While short-haul flights of less than three hours are run-of-the-mill for passengers and pilots, long-haul flights are another kettle of fish entirely. For most passengers, long-haul flights are a matter of endurance aided by a few drinks, a movie, TV shows, and trying to get some sleep between meal services.
It is an entirely different matter for the people flying the plane because there are still plenty of things to do even after takeoff. When the aircraft reaches cruising altitude, even with the autopilot engaged, the plane is still traveling at more than 500 mph with an outside air temperature of between minus forty and seventy degrees Fahrenheit. Plus, the air is so thin that should, for some reason, the cabin lose pressure; the pilots have to be ready to take the plane down to 8,000 feet in a matter of seconds so that there is enough oxygen for passengers to breathe normally.
The pilots constantly monitor the weather
Even though flight paths are decided upon before departure, pilots have to decide whether or not to alter them during the flight. On long-haul flights, the weather conditions change, with aircraft often encountering three or four weather systems. These systems can vary in intensity from slight turbulence to dangerous thunderstorms. When flying at over 500 miles per hour, a change of weather can happen very quickly, which means pilots must be prepared at all times to alter the flight path if necessary. If, for example, they see a thunderstorm on the radar, they must first get the OK from air traffic control (ATC) to change their route.
Clear air turbulence (CAT) is another worry, and because it cannot be seen on the radar, pilots rely on the information provided by pilots flying the same route ahead of them. When flying across oceans such as the Atlantic, one pilot’s job is to communicate with the ATC while the other monitors a common air-to-air frequency that pilots use to communicate with each other.
The captain of the aircraft has the final word
Once all the passengers are on board and the doors are closed, the captain of the flight is responsible for everything that takes place aboard the aircraft. While there are complicated rules regarding who has jurisdiction, numerous international agreements back the captain’s decision. The captain must decide where to divert if there is an unruly passenger or a medical emergency.
The entire time a flight is in the air, the pilots monitor all kinds of gauges to ensure that the plane performs as it is supposed to. Fuel is a significant concern for all pilots as they do not want to have more fuel on board than is necessary for the flight.
Making sure that the temperature of the fuel is not too cold is another thing pilots must monitor. If the fuel cools down too much, its flow can be restricted due to waxing. If this happens, pilots can rectify the situation by descending, or by increasing the aircraft’s speed (and, thus, its skin temperature). However, this isn’t a particularly frequent occurrence, as engine oil helps fuel retain heat.

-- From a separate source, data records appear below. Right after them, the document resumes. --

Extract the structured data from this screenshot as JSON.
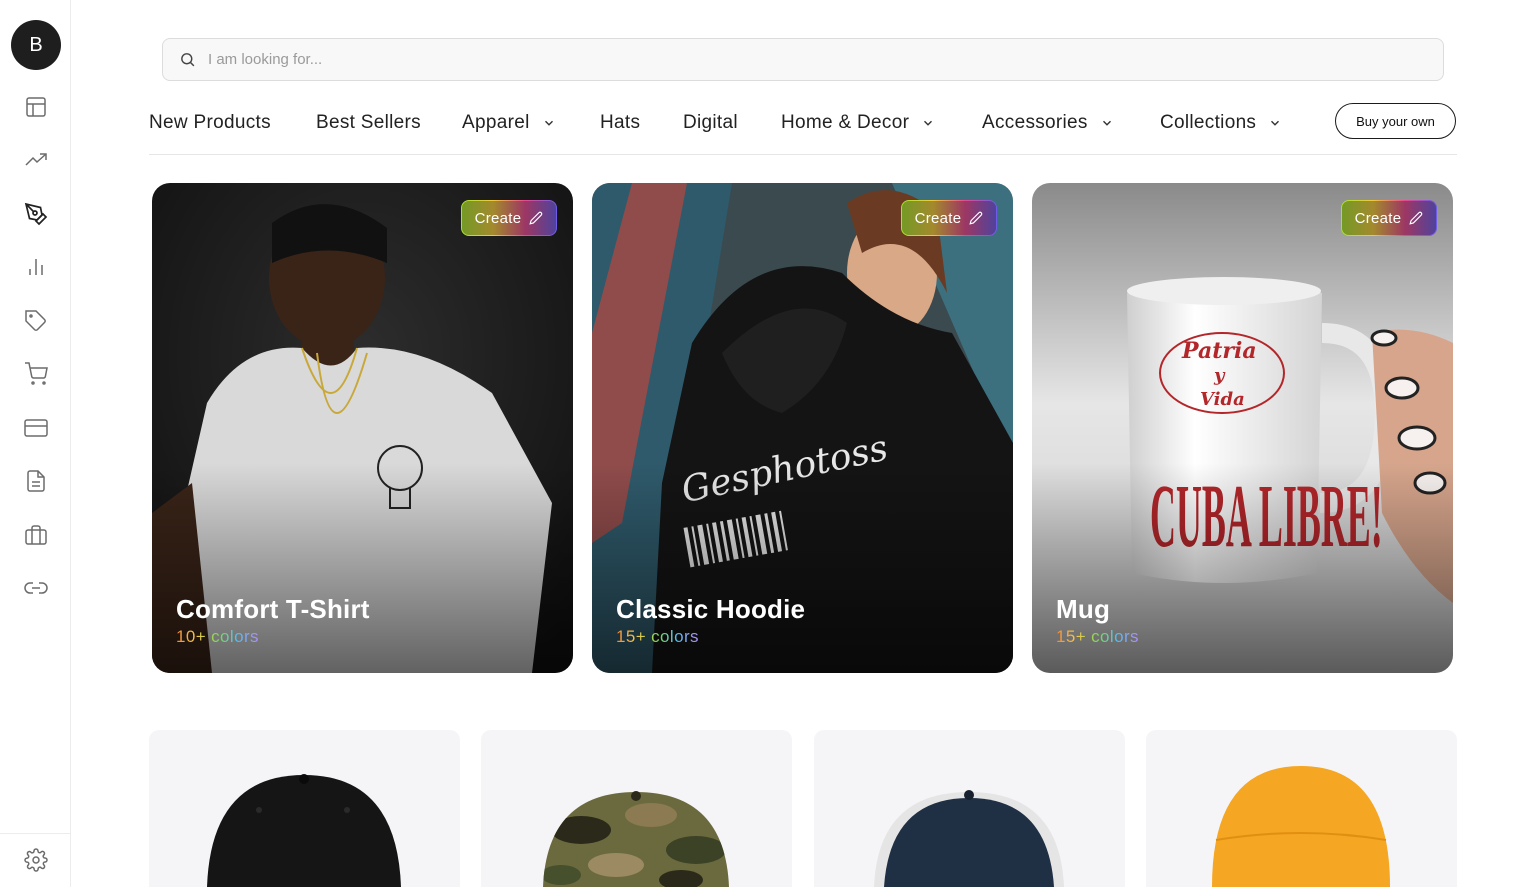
{
  "sidebar": {
    "avatar_initial": "B",
    "icons": [
      "layout-icon",
      "trending-up-icon",
      "pen-tool-icon",
      "bar-chart-icon",
      "tag-icon",
      "cart-icon",
      "credit-card-icon",
      "document-icon",
      "briefcase-icon",
      "link-icon",
      "settings-icon"
    ]
  },
  "search": {
    "placeholder": "I am looking for..."
  },
  "nav": {
    "items": [
      {
        "label": "New Products"
      },
      {
        "label": "Best Sellers"
      },
      {
        "label": "Apparel"
      },
      {
        "label": "Hats"
      },
      {
        "label": "Digital"
      },
      {
        "label": "Home & Decor"
      },
      {
        "label": "Accessories"
      },
      {
        "label": "Collections"
      }
    ],
    "buy_label": "Buy your own"
  },
  "featured": [
    {
      "title": "Comfort T-Shirt",
      "subtitle": "10+ colors",
      "create_label": "Create"
    },
    {
      "title": "Classic Hoodie",
      "subtitle": "15+ colors",
      "create_label": "Create"
    },
    {
      "title": "Mug",
      "subtitle": "15+ colors",
      "create_label": "Create"
    }
  ],
  "products": [
    {
      "name": "black-cap",
      "color": "#151515"
    },
    {
      "name": "camo-cap",
      "color": "#5b5a36"
    },
    {
      "name": "trucker-cap",
      "color": "#1f2f44"
    },
    {
      "name": "beanie",
      "color": "#f5a623"
    }
  ],
  "colors": {
    "accent_dark": "#1b1b1b",
    "tile_bg": "#f5f5f8",
    "subtitle_gradient": [
      "#f08a3c",
      "#f2c94c",
      "#7ed957",
      "#5ab8f0",
      "#b48cf2"
    ]
  }
}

Don’t forget the paperwork
While one of the pilots monitors all the gauges, the other will be busy taking care of the paperwork. Before the flight, the pilots are given a written flight plan. Anything that deviates from this must be written down as notes. From the flight plan and notes, you should be able to recreate the flight as it occurred.
Regarding meals, the pilots wait until the passengers have been served and then eat separately. They do this so that there is always one person at the controls. For long flights over twelve hours, there are one or two relief pilots onboard so that the two pilots who performed the takeoff can take a break and get some sleep or relax. There are just two pilots on short long-haul flights of eight or nine hours. The only opportunity they get to leave their seats and stretch their legs is when they go to the bathroom. While the middle part of the flight is less eventful, the workload increases as the plane approaches its destination in preparation for landing.